Revised AAP guidelines address simple febrile seizures in children

February 11, 2011

Clinical evaluation of simple febrile seizure in infants and young children aged 6 months to 5 years should focus on identifying the source of the child?s fever, according to updated practice guidelines released by the American Academy of Pediatrics (AAP).

 

Clinical evaluation of simple febrile seizure in infants and young children aged 6 months to 5 years should focus on identifying the source of the child’s fever, according to updated practice guidelines released by the American Academy of Pediatrics (AAP).

The guidelines on simple febrile seizure, published in Pediatrics, replace the practice parameter released in 1996. The AAP conducted a review of evidence-based literature from 1996 to February 2009. The original practice parameter included a review of approximately 200 journal articles. Some 372 additional articles were reviewed for the updated guidelines.

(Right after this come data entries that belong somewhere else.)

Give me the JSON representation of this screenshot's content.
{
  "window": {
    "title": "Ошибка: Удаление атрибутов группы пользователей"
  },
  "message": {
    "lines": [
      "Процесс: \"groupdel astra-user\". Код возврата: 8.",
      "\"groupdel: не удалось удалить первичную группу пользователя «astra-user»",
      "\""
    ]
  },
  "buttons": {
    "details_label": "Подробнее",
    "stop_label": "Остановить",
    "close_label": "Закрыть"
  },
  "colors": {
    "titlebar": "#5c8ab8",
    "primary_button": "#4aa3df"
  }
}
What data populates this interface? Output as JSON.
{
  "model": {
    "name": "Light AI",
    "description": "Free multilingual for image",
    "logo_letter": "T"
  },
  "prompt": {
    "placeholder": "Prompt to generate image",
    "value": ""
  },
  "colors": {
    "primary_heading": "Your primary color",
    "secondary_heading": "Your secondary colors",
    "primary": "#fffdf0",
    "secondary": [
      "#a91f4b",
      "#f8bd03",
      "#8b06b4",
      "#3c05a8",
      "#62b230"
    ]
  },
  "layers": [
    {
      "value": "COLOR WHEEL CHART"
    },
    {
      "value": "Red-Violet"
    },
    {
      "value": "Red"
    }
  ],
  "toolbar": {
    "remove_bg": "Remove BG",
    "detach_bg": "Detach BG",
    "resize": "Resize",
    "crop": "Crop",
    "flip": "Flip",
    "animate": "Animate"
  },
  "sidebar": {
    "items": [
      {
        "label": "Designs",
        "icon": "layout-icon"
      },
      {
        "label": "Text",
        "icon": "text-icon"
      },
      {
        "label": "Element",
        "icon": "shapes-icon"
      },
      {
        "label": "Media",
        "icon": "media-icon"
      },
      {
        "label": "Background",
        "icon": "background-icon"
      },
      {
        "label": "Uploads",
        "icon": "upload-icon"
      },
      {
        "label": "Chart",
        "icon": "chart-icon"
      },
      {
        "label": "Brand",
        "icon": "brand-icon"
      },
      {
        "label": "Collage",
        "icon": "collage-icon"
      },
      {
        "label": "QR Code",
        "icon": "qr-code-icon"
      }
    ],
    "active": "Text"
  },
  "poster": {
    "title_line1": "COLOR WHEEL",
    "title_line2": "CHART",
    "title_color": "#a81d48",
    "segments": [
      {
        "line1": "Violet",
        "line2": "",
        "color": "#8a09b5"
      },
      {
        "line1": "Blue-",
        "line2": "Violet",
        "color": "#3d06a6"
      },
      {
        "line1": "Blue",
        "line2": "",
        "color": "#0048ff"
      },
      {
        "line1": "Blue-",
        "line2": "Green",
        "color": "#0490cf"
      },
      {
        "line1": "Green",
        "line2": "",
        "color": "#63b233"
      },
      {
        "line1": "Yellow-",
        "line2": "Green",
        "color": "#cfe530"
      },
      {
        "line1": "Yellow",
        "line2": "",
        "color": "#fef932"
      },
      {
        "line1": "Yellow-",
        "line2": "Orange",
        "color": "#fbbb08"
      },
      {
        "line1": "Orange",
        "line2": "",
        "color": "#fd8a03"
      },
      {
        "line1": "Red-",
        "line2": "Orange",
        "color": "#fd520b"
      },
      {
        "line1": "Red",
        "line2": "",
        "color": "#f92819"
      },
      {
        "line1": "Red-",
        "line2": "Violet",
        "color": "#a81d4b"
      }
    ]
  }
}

The new guidelines provide recommendations on when to perform a lumbar puncture, an electroencephalogram (EEG), blood work, and neuroimaging. In general, further evaluation of a simple febrile seizure is not required.

The updated guidelines state that lumbar puncture should be performed when a child with a seizure and fever also has symptoms that suggest meningitis. These symptoms include neck stiffness and Kernig and/or Brudzinski signs.

A lumbar puncture is an option if an infant aged 6 to 12 months has a seizure and fever but has not received the recommended immunizations for Haemophilus influenzae type b (Hib) or Streptococcus pneumoniae or if his or her immunization status can’t be determined. Lumbar puncture also should be considered when a child with a seizure and fever has been pretreated with antibiotics, because antibiotics can mask the signs and symptoms of meningitis but may not be sufficient to eradicate it.

If it has been decided to perform a lumbar puncture, blood culture and serum glucose testing should be conducted concurrently to determine whether the hypoglycorrhachia characteristic of bacterial meningitis is present.

The guidelines also state that an EEG does not need to be performed when evaluating a neurologically healthy child who presents with a simple febrile seizure.

Measuring serum electrolytes, calcium, phosphorus, and magnesium or complete blood count or blood glucose should not be routinely performed for determining the cause of a simple febrile seizure. Likewise, neuroimaging is not necessary when evaluating a simple febrile seizure in a child.

The guidelines do not apply to patients with complex febrile seizures or to children who have had prior neurologic insults, central nervous system abnormalities, or a history of afebrile seizures.

Subcommittee on Febrile Seizures. Neurodiagnostic evaluation of the child with a simple febrile seizure. Pediatrics. 2011;127(2):389-394.